* [Description of the task]: Copy every line of the data that contains the string "eines".

━━━

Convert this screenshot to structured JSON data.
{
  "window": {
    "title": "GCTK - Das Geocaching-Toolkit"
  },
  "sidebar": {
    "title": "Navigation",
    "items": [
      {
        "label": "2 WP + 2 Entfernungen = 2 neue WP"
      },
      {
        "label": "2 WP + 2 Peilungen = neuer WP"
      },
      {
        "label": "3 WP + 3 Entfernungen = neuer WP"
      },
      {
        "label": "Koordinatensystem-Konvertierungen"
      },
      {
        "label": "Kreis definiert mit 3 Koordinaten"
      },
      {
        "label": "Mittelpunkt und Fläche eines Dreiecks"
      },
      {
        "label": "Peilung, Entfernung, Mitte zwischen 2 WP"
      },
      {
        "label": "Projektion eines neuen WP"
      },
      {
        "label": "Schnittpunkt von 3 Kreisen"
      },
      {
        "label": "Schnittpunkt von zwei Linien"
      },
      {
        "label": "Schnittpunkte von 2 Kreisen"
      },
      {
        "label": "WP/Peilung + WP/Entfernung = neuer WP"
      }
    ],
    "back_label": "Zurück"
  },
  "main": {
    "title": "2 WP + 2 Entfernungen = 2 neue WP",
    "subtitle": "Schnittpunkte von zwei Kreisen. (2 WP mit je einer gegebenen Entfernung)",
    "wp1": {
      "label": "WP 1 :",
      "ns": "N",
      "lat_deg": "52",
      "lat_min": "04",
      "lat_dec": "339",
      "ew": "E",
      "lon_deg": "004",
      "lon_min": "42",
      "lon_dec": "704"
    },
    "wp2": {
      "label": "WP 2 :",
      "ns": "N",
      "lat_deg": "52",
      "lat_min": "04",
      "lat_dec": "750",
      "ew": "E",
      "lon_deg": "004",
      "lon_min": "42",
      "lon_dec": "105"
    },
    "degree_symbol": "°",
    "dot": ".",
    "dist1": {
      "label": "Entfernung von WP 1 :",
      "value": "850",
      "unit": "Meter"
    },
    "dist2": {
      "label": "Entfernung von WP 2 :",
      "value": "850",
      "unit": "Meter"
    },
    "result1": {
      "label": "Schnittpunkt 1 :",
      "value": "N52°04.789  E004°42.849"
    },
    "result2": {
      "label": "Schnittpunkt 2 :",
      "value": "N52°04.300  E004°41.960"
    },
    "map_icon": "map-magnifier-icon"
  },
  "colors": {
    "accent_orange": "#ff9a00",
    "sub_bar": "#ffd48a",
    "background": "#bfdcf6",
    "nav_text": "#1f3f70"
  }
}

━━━

* [Answer for this exercise]:
        "label": "Mittelpunkt und Fläche eines Dreiecks"
        "label": "Projektion eines neuen WP"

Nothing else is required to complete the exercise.